» **Required work**
Write out the data below in full, unchanged, minus the images.

[Dataset entries]
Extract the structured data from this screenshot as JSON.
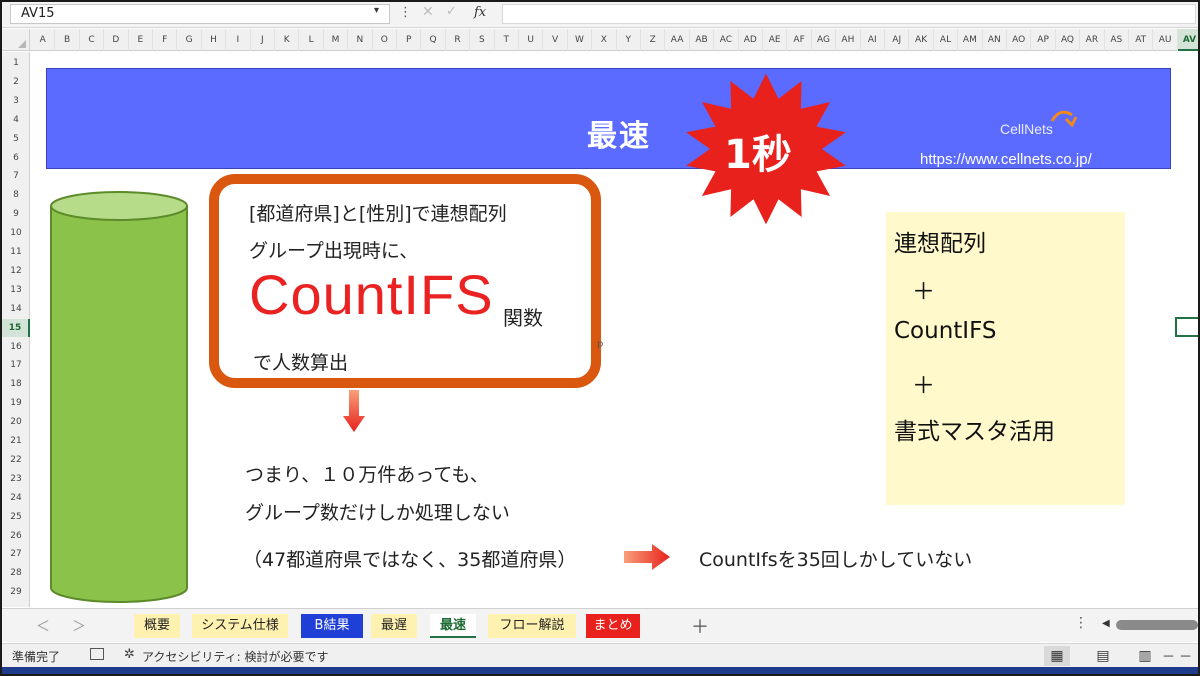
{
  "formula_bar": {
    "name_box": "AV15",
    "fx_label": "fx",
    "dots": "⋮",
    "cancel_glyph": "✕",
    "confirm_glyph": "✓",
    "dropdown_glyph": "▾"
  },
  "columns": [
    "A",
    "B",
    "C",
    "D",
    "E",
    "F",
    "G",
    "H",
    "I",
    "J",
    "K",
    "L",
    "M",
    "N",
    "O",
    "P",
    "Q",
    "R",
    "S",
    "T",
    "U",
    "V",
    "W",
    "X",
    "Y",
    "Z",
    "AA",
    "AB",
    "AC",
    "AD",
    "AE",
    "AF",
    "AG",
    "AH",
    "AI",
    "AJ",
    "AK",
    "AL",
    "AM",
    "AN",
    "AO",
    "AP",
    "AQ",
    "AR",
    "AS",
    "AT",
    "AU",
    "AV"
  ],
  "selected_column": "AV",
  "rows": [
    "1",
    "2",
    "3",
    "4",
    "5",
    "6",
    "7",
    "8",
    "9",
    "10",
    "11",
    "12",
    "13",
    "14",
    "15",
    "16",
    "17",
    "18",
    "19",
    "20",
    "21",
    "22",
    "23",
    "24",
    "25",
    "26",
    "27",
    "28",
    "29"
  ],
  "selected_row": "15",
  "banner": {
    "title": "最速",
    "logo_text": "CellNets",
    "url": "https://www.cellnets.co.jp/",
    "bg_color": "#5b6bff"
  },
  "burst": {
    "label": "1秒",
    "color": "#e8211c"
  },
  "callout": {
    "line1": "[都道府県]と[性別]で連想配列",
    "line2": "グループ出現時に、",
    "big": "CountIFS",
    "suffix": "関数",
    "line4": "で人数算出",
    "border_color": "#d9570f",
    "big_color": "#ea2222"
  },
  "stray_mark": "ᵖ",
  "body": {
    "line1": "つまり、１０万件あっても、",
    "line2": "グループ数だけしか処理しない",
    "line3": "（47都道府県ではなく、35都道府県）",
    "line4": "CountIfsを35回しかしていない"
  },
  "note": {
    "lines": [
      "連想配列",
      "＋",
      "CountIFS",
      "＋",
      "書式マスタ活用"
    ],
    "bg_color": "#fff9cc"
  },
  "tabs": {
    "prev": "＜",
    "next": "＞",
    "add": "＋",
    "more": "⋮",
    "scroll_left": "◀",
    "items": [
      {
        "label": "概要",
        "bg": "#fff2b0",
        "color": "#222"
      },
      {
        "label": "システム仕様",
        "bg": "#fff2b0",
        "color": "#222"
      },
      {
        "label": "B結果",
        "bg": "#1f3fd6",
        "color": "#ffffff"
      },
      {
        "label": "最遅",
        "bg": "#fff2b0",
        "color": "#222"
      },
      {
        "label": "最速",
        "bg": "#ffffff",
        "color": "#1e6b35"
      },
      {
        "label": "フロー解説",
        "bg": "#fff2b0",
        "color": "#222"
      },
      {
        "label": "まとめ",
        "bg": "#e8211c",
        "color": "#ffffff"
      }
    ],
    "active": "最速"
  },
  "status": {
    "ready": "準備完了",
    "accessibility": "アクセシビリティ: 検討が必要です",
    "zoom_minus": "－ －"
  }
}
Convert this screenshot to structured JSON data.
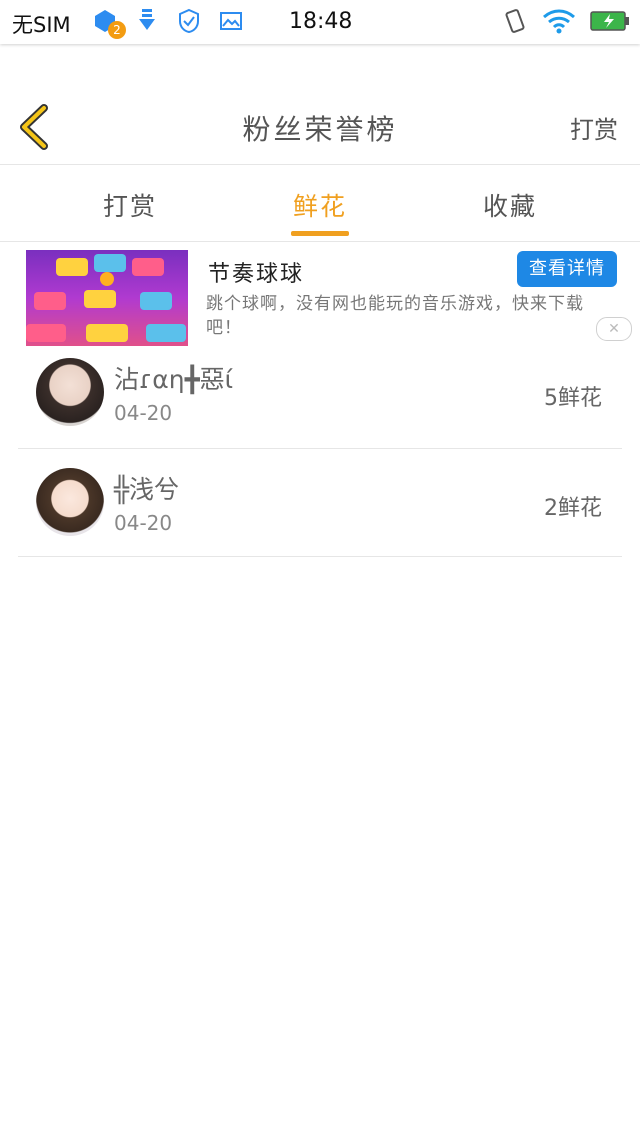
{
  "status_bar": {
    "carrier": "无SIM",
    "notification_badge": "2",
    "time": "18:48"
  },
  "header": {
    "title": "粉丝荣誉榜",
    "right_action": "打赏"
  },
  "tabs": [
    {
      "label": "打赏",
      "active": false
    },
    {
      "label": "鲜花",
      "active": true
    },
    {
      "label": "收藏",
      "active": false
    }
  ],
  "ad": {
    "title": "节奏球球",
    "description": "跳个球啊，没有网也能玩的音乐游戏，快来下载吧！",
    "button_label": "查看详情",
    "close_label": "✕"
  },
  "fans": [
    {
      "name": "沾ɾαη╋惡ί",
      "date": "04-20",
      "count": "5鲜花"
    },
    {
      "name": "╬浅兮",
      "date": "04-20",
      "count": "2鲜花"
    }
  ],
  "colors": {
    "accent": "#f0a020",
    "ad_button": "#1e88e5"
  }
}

» **Response to this exercise**
Extract the structured data from this screenshot as JSON.
{
  "formula_bar": {
    "name_box": "AV15",
    "fx_label": "fx",
    "dots": "⋮",
    "cancel_glyph": "✕",
    "confirm_glyph": "✓",
    "dropdown_glyph": "▾"
  },
  "columns": [
    "A",
    "B",
    "C",
    "D",
    "E",
    "F",
    "G",
    "H",
    "I",
    "J",
    "K",
    "L",
    "M",
    "N",
    "O",
    "P",
    "Q",
    "R",
    "S",
    "T",
    "U",
    "V",
    "W",
    "X",
    "Y",
    "Z",
    "AA",
    "AB",
    "AC",
    "AD",
    "AE",
    "AF",
    "AG",
    "AH",
    "AI",
    "AJ",
    "AK",
    "AL",
    "AM",
    "AN",
    "AO",
    "AP",
    "AQ",
    "AR",
    "AS",
    "AT",
    "AU",
    "AV"
  ],
  "selected_column": "AV",
  "rows": [
    "1",
    "2",
    "3",
    "4",
    "5",
    "6",
    "7",
    "8",
    "9",
    "10",
    "11",
    "12",
    "13",
    "14",
    "15",
    "16",
    "17",
    "18",
    "19",
    "20",
    "21",
    "22",
    "23",
    "24",
    "25",
    "26",
    "27",
    "28",
    "29"
  ],
  "selected_row": "15",
  "banner": {
    "title": "最速",
    "logo_text": "CellNets",
    "url": "https://www.cellnets.co.jp/",
    "bg_color": "#5b6bff"
  },
  "burst": {
    "label": "1秒",
    "color": "#e8211c"
  },
  "callout": {
    "line1": "[都道府県]と[性別]で連想配列",
    "line2": "グループ出現時に、",
    "big": "CountIFS",
    "suffix": "関数",
    "line4": "で人数算出",
    "border_color": "#d9570f",
    "big_color": "#ea2222"
  },
  "stray_mark": "ᵖ",
  "body": {
    "line1": "つまり、１０万件あっても、",
    "line2": "グループ数だけしか処理しない",
    "line3": "（47都道府県ではなく、35都道府県）",
    "line4": "CountIfsを35回しかしていない"
  },
  "note": {
    "lines": [
      "連想配列",
      "＋",
      "CountIFS",
      "＋",
      "書式マスタ活用"
    ],
    "bg_color": "#fff9cc"
  },
  "tabs": {
    "prev": "＜",
    "next": "＞",
    "add": "＋",
    "more": "⋮",
    "scroll_left": "◀",
    "items": [
      {
        "label": "概要",
        "bg": "#fff2b0",
        "color": "#222"
      },
      {
        "label": "システム仕様",
        "bg": "#fff2b0",
        "color": "#222"
      },
      {
        "label": "B結果",
        "bg": "#1f3fd6",
        "color": "#ffffff"
      },
      {
        "label": "最遅",
        "bg": "#fff2b0",
        "color": "#222"
      },
      {
        "label": "最速",
        "bg": "#ffffff",
        "color": "#1e6b35"
      },
      {
        "label": "フロー解説",
        "bg": "#fff2b0",
        "color": "#222"
      },
      {
        "label": "まとめ",
        "bg": "#e8211c",
        "color": "#ffffff"
      }
    ],
    "active": "最速"
  },
  "status": {
    "ready": "準備完了",
    "accessibility": "アクセシビリティ: 検討が必要です",
    "zoom_minus": "－ －"
  }
}
Convert this screenshot to structured JSON data.
{
  "status_bar": {
    "carrier": "无SIM",
    "notification_badge": "2",
    "time": "18:48"
  },
  "header": {
    "title": "粉丝荣誉榜",
    "right_action": "打赏"
  },
  "tabs": [
    {
      "label": "打赏",
      "active": false
    },
    {
      "label": "鲜花",
      "active": true
    },
    {
      "label": "收藏",
      "active": false
    }
  ],
  "ad": {
    "title": "节奏球球",
    "description": "跳个球啊，没有网也能玩的音乐游戏，快来下载吧！",
    "button_label": "查看详情",
    "close_label": "✕"
  },
  "fans": [
    {
      "name": "沾ɾαη╋惡ί",
      "date": "04-20",
      "count": "5鲜花"
    },
    {
      "name": "╬浅兮",
      "date": "04-20",
      "count": "2鲜花"
    }
  ],
  "colors": {
    "accent": "#f0a020",
    "ad_button": "#1e88e5"
  }
}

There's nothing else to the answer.